Interface dataset entries:
=== Section Start ===
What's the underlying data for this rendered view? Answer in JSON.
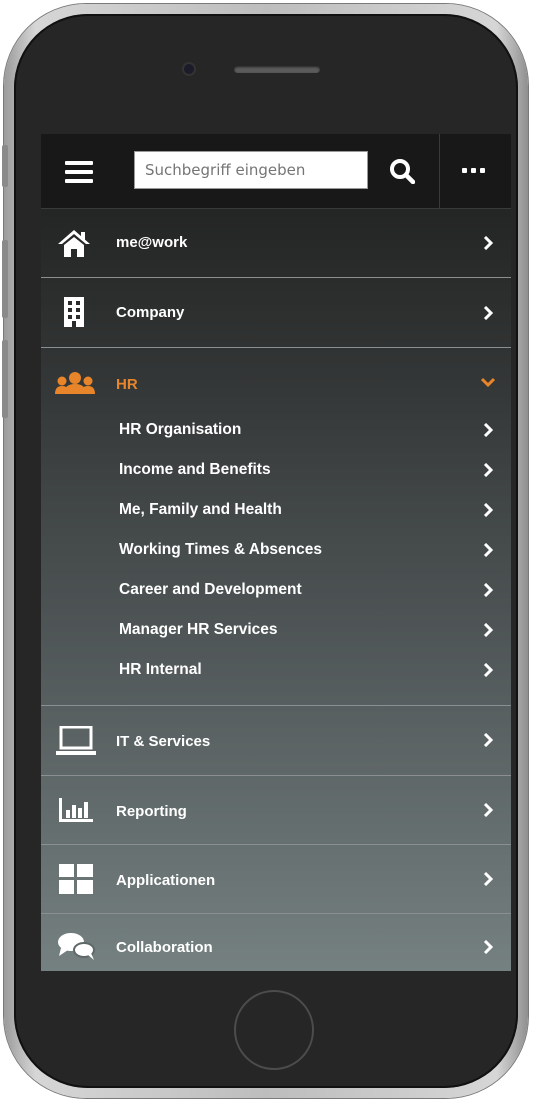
{
  "search": {
    "placeholder": "Suchbegriff eingeben",
    "value": ""
  },
  "menu": {
    "items": [
      {
        "label": "me@work",
        "icon": "home-icon"
      },
      {
        "label": "Company",
        "icon": "building-icon"
      },
      {
        "label": "HR",
        "icon": "users-icon",
        "expanded": true,
        "color": "#e8852a"
      },
      {
        "label": "IT & Services",
        "icon": "laptop-icon"
      },
      {
        "label": "Reporting",
        "icon": "bar-chart-icon"
      },
      {
        "label": "Applicationen",
        "icon": "grid-icon"
      },
      {
        "label": "Collaboration",
        "icon": "chat-icon"
      }
    ],
    "hr_subitems": [
      "HR Organisation",
      "Income and Benefits",
      "Me, Family and Health",
      "Working Times & Absences",
      "Career and Development",
      "Manager HR Services",
      "HR Internal"
    ]
  },
  "colors": {
    "accent": "#e8852a",
    "topbar": "#181818",
    "text": "#ffffff"
  }
}
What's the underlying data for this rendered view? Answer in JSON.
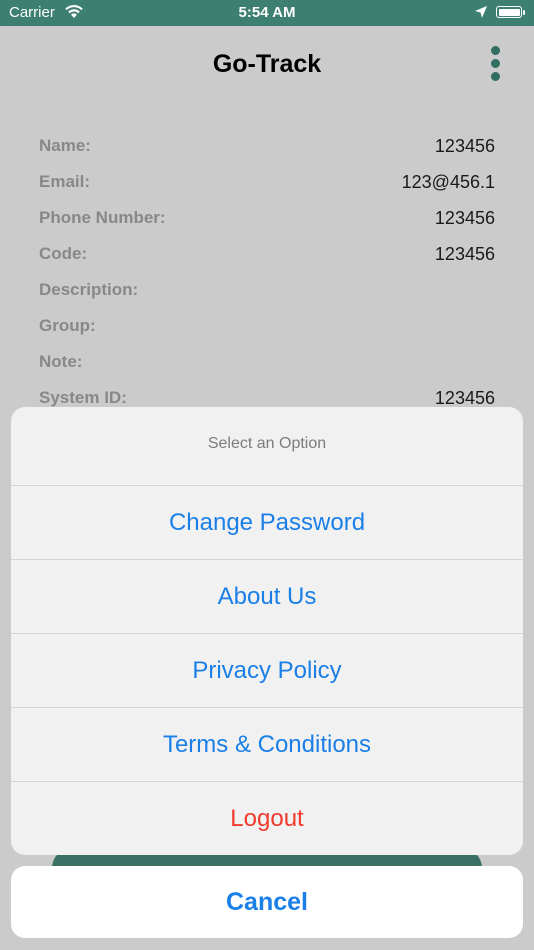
{
  "status_bar": {
    "carrier": "Carrier",
    "time": "5:54 AM"
  },
  "header": {
    "title": "Go-Track",
    "menu_icon": "more-vertical-icon"
  },
  "profile": {
    "rows": [
      {
        "label": "Name:",
        "value": "123456"
      },
      {
        "label": "Email:",
        "value": "123@456.1"
      },
      {
        "label": "Phone Number:",
        "value": "123456"
      },
      {
        "label": "Code:",
        "value": "123456"
      },
      {
        "label": "Description:",
        "value": ""
      },
      {
        "label": "Group:",
        "value": ""
      },
      {
        "label": "Note:",
        "value": ""
      },
      {
        "label": "System ID:",
        "value": "123456"
      }
    ]
  },
  "action_sheet": {
    "title": "Select an Option",
    "options": [
      {
        "label": "Change Password"
      },
      {
        "label": "About Us"
      },
      {
        "label": "Privacy Policy"
      },
      {
        "label": "Terms & Conditions"
      },
      {
        "label": "Logout"
      }
    ],
    "cancel_label": "Cancel"
  },
  "colors": {
    "accent": "#3d7f70",
    "action_blue": "#1a7fe6",
    "destructive_red": "#f03a2e"
  }
}
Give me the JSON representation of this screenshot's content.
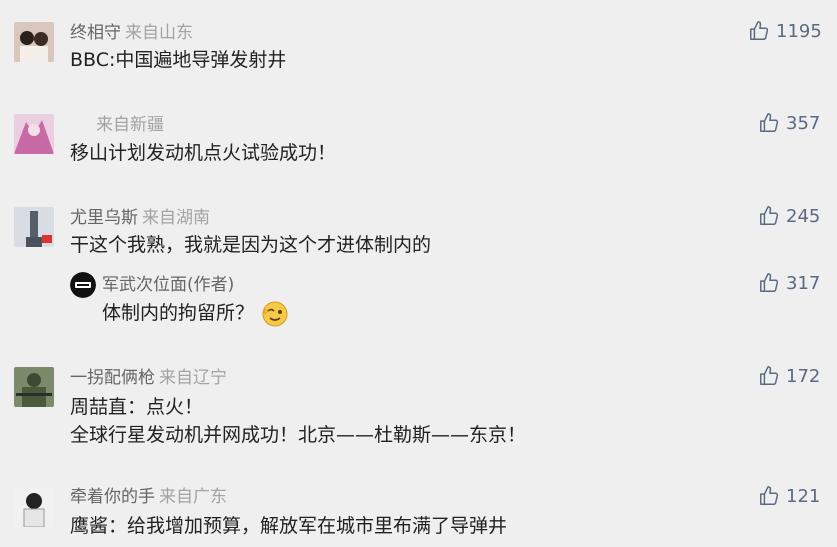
{
  "comments": [
    {
      "user": "终相守",
      "location": "来自山东",
      "text_lines": [
        "BBC:中国遍地导弹发射井"
      ],
      "likes": "1195"
    },
    {
      "user": "",
      "location": "来自新疆",
      "text_lines": [
        "移山计划发动机点火试验成功！"
      ],
      "likes": "357"
    },
    {
      "user": "尤里乌斯",
      "location": "来自湖南",
      "text_lines": [
        "干这个我熟，我就是因为这个才进体制内的"
      ],
      "likes": "245",
      "reply": {
        "user": "军武次位面",
        "role": "(作者)",
        "text": "体制内的拘留所？",
        "likes": "317"
      }
    },
    {
      "user": "一拐配俩枪",
      "location": "来自辽宁",
      "text_lines": [
        "周喆直：点火！",
        "全球行星发动机并网成功！北京——杜勒斯——东京！"
      ],
      "likes": "172"
    },
    {
      "user": "牵着你的手",
      "location": "来自广东",
      "text_lines": [
        "鹰酱：给我增加预算，解放军在城市里布满了导弹井"
      ],
      "likes": "121"
    }
  ],
  "icons": {
    "like": "thumbs-up-icon",
    "emoji": "winking-face-emoji"
  },
  "colors": {
    "background": "#efefef",
    "username": "#666666",
    "location": "#a3a3a3",
    "like": "#5a6a83",
    "text": "#222222"
  }
}
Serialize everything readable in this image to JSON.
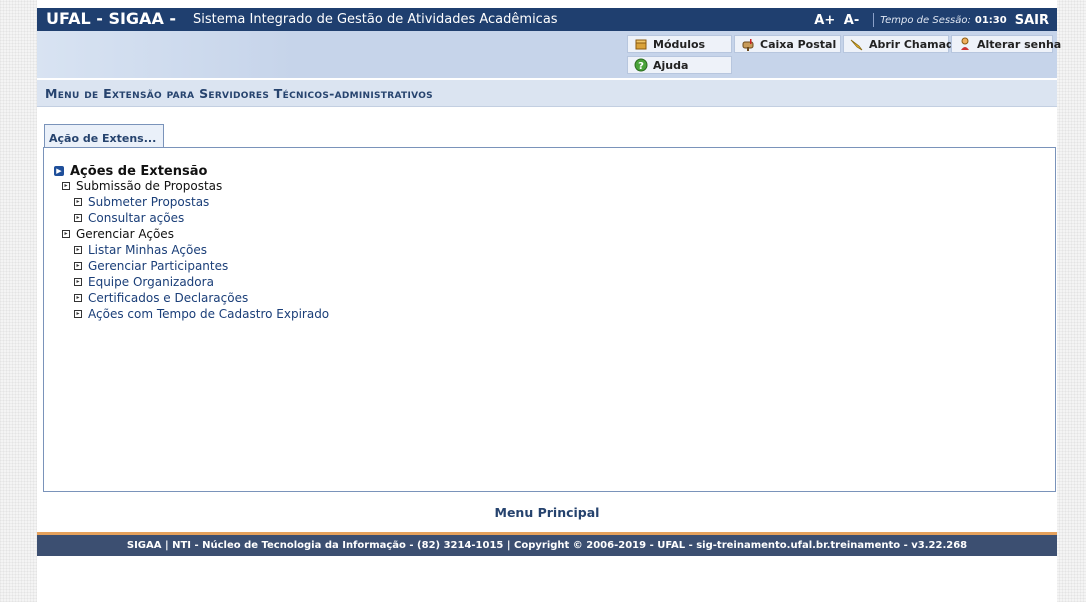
{
  "topbar": {
    "brand": "UFAL - SIGAA -",
    "system_name": "Sistema Integrado de Gestão de Atividades Acadêmicas",
    "font_increase": "A+",
    "font_decrease": "A-",
    "session_label": "Tempo de Sessão:",
    "session_time": "01:30",
    "logout": "SAIR"
  },
  "shortcuts": {
    "modulos": "Módulos",
    "caixa_postal": "Caixa Postal",
    "abrir_chamado": "Abrir Chamado",
    "alterar_senha": "Alterar senha",
    "ajuda": "Ajuda"
  },
  "page_title": "Menu de Extensão para Servidores Técnicos-administrativos",
  "tab_label": "Ação de Extens...",
  "menu": {
    "root": "Ações de Extensão",
    "group1": "Submissão de Propostas",
    "group1_items": [
      "Submeter Propostas",
      "Consultar ações"
    ],
    "group2": "Gerenciar Ações",
    "group2_items": [
      "Listar Minhas Ações",
      "Gerenciar Participantes",
      "Equipe Organizadora",
      "Certificados e Declarações",
      "Ações com Tempo de Cadastro Expirado"
    ]
  },
  "menu_principal": "Menu Principal",
  "footer": "SIGAA | NTI - Núcleo de Tecnologia da Informação - (82) 3214-1015 | Copyright © 2006-2019 - UFAL - sig-treinamento.ufal.br.treinamento - v3.22.268",
  "colors": {
    "topbar": "#1f3f6f",
    "header_band": "#c6d4ea",
    "title_text": "#26436e",
    "footer": "#3c4f71",
    "footer_accent": "#e5a15c"
  }
}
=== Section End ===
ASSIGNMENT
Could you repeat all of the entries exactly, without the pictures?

SOLUTION
What's the underlying data for this rendered view? Answer in JSON.
{
  "search": {
    "placeholder": "Suchbegriff eingeben",
    "value": ""
  },
  "menu": {
    "items": [
      {
        "label": "me@work",
        "icon": "home-icon"
      },
      {
        "label": "Company",
        "icon": "building-icon"
      },
      {
        "label": "HR",
        "icon": "users-icon",
        "expanded": true,
        "color": "#e8852a"
      },
      {
        "label": "IT & Services",
        "icon": "laptop-icon"
      },
      {
        "label": "Reporting",
        "icon": "bar-chart-icon"
      },
      {
        "label": "Applicationen",
        "icon": "grid-icon"
      },
      {
        "label": "Collaboration",
        "icon": "chat-icon"
      }
    ],
    "hr_subitems": [
      "HR Organisation",
      "Income and Benefits",
      "Me, Family and Health",
      "Working Times & Absences",
      "Career and Development",
      "Manager HR Services",
      "HR Internal"
    ]
  },
  "colors": {
    "accent": "#e8852a",
    "topbar": "#181818",
    "text": "#ffffff"
  }
}
What's the underlying data for this rendered view? Answer in JSON.
{
  "status_bar": {
    "carrier": "Carrier",
    "time": "5:54 AM"
  },
  "header": {
    "title": "Go-Track",
    "menu_icon": "more-vertical-icon"
  },
  "profile": {
    "rows": [
      {
        "label": "Name:",
        "value": "123456"
      },
      {
        "label": "Email:",
        "value": "123@456.1"
      },
      {
        "label": "Phone Number:",
        "value": "123456"
      },
      {
        "label": "Code:",
        "value": "123456"
      },
      {
        "label": "Description:",
        "value": ""
      },
      {
        "label": "Group:",
        "value": ""
      },
      {
        "label": "Note:",
        "value": ""
      },
      {
        "label": "System ID:",
        "value": "123456"
      }
    ]
  },
  "action_sheet": {
    "title": "Select an Option",
    "options": [
      {
        "label": "Change Password"
      },
      {
        "label": "About Us"
      },
      {
        "label": "Privacy Policy"
      },
      {
        "label": "Terms & Conditions"
      },
      {
        "label": "Logout"
      }
    ],
    "cancel_label": "Cancel"
  },
  "colors": {
    "accent": "#3d7f70",
    "action_blue": "#1a7fe6",
    "destructive_red": "#f03a2e"
  }
}
Give me the JSON representation of this screenshot's content.
{
  "comments": [
    {
      "user": "终相守",
      "location": "来自山东",
      "text_lines": [
        "BBC:中国遍地导弹发射井"
      ],
      "likes": "1195"
    },
    {
      "user": "",
      "location": "来自新疆",
      "text_lines": [
        "移山计划发动机点火试验成功！"
      ],
      "likes": "357"
    },
    {
      "user": "尤里乌斯",
      "location": "来自湖南",
      "text_lines": [
        "干这个我熟，我就是因为这个才进体制内的"
      ],
      "likes": "245",
      "reply": {
        "user": "军武次位面",
        "role": "(作者)",
        "text": "体制内的拘留所？",
        "likes": "317"
      }
    },
    {
      "user": "一拐配俩枪",
      "location": "来自辽宁",
      "text_lines": [
        "周喆直：点火！",
        "全球行星发动机并网成功！北京——杜勒斯——东京！"
      ],
      "likes": "172"
    },
    {
      "user": "牵着你的手",
      "location": "来自广东",
      "text_lines": [
        "鹰酱：给我增加预算，解放军在城市里布满了导弹井"
      ],
      "likes": "121"
    }
  ],
  "icons": {
    "like": "thumbs-up-icon",
    "emoji": "winking-face-emoji"
  },
  "colors": {
    "background": "#efefef",
    "username": "#666666",
    "location": "#a3a3a3",
    "like": "#5a6a83",
    "text": "#222222"
  }
}
Serialize everything readable in this image to JSON.
{
  "topbar": {
    "brand": "UFAL - SIGAA -",
    "system_name": "Sistema Integrado de Gestão de Atividades Acadêmicas",
    "font_increase": "A+",
    "font_decrease": "A-",
    "session_label": "Tempo de Sessão:",
    "session_time": "01:30",
    "logout": "SAIR"
  },
  "shortcuts": {
    "modulos": "Módulos",
    "caixa_postal": "Caixa Postal",
    "abrir_chamado": "Abrir Chamado",
    "alterar_senha": "Alterar senha",
    "ajuda": "Ajuda"
  },
  "page_title": "Menu de Extensão para Servidores Técnicos-administrativos",
  "tab_label": "Ação de Extens...",
  "menu": {
    "root": "Ações de Extensão",
    "group1": "Submissão de Propostas",
    "group1_items": [
      "Submeter Propostas",
      "Consultar ações"
    ],
    "group2": "Gerenciar Ações",
    "group2_items": [
      "Listar Minhas Ações",
      "Gerenciar Participantes",
      "Equipe Organizadora",
      "Certificados e Declarações",
      "Ações com Tempo de Cadastro Expirado"
    ]
  },
  "menu_principal": "Menu Principal",
  "footer": "SIGAA | NTI - Núcleo de Tecnologia da Informação - (82) 3214-1015 | Copyright © 2006-2019 - UFAL - sig-treinamento.ufal.br.treinamento - v3.22.268",
  "colors": {
    "topbar": "#1f3f6f",
    "header_band": "#c6d4ea",
    "title_text": "#26436e",
    "footer": "#3c4f71",
    "footer_accent": "#e5a15c"
  }
}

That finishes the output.